With the election a week away, among the most discussed measures in California are Prop. 4 and 8.
Prop. 4 calls for unemancipated minors who want an abortion to notify their parents, legal guardian or family member.
‘It would amend the Constitution, take away women’s right to access safe, legal, confidential abortion’hellip; It overturns Roe v. Wade,’ said Olivia Ortiz, campus organizer at CSUN for the Feminist Majority Foundation. ‘It doesn’t protect teens in negative homes.’
The FMF is a political non- profit organization which, according to the mission statement, promotes equality for women and men, non-violence, reproductive health, peace, social justice and economic development and to enhance feminist participation in public policy.’
‘It began 21 years ago with students on the UCLA campus fighting Prop. 209,’ said Ortiz. Prop. 209 was a measure that sought to make Affirmative action illegal.
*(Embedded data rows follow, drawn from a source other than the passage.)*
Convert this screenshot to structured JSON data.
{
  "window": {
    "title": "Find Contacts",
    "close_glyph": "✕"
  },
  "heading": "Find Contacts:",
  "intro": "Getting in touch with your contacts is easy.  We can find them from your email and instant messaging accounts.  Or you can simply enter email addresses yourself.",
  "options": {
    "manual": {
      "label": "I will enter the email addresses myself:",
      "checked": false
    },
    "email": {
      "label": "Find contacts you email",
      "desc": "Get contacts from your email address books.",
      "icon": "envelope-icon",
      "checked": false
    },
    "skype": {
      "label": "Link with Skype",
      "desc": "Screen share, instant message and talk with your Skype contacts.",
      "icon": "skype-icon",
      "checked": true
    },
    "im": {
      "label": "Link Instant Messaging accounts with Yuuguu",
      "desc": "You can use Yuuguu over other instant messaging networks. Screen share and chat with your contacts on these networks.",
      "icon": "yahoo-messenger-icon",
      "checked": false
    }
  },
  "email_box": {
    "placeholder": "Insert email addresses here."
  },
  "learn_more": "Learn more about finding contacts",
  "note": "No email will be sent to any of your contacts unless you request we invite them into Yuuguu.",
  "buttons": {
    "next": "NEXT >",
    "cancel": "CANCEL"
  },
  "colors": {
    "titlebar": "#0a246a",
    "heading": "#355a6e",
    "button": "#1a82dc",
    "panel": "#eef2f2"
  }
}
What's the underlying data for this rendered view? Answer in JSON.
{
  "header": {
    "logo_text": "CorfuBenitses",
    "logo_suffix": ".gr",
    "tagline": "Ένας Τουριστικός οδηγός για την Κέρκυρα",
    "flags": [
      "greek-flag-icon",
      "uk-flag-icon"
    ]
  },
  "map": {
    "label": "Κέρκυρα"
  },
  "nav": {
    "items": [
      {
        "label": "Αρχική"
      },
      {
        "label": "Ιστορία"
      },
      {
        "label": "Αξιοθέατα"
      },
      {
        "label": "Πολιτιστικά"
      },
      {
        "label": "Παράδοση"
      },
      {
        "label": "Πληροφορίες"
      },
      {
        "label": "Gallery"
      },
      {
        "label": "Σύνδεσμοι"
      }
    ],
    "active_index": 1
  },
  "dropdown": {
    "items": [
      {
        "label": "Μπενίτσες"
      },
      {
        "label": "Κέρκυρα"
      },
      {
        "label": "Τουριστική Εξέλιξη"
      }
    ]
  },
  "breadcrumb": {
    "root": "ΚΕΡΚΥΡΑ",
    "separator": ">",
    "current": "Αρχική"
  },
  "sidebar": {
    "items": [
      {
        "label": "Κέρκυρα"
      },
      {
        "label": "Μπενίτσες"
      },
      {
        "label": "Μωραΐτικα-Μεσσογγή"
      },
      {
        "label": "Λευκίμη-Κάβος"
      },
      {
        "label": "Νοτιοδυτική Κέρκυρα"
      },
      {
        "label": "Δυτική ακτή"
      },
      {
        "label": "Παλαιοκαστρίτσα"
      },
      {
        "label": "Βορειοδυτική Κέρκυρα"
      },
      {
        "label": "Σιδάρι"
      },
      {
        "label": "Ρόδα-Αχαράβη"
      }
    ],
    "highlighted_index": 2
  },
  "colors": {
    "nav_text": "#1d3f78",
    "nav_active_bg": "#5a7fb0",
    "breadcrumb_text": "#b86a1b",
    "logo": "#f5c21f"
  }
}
Currently the FMF is trying to mobilize students at CSUN, to remind students and let them know about Props. 4 and 8.
Prop. 8 is a measure that would make same sex marriage in California illegal. If passed the state constitution will only recognize marriages as between a man and a woman. If passed, would take away the right to same-sex marriage in California, said Emily Pudalov, an assistant at FMF. ‘It singles out one group of people for discrimination,’ said’ Ortiz.
In preparation for election day, the campus’ FMF-affiliated organizations and university organizers have been putting together voter registration events, tabling, and working side by side with LGBTA groups. They are organizing election day awareness campaigns where volunteers will hold up signs on Nov. 4.
The campus organizers are made up of volunteers which participate in rallies, demonstrations and other events for legal and women’s rights. One of the affiliations of the FMF are the Women’s Research and Resource Center, which is also currently helping raise awareness on Props. 4 and 8.’ The center advocates awareness of social change, rape, domestic violence and eating disorders, said June Kwon, WRRC member.
Stephanie Montes, assistant director at the WRRC, said the group distributed flyers on Magnolia Walk to students in order to provide information about the propositions on the ballot.
‘We are registering people to vote, letting them know the pros and cons of (both propositions),’ said Kwon.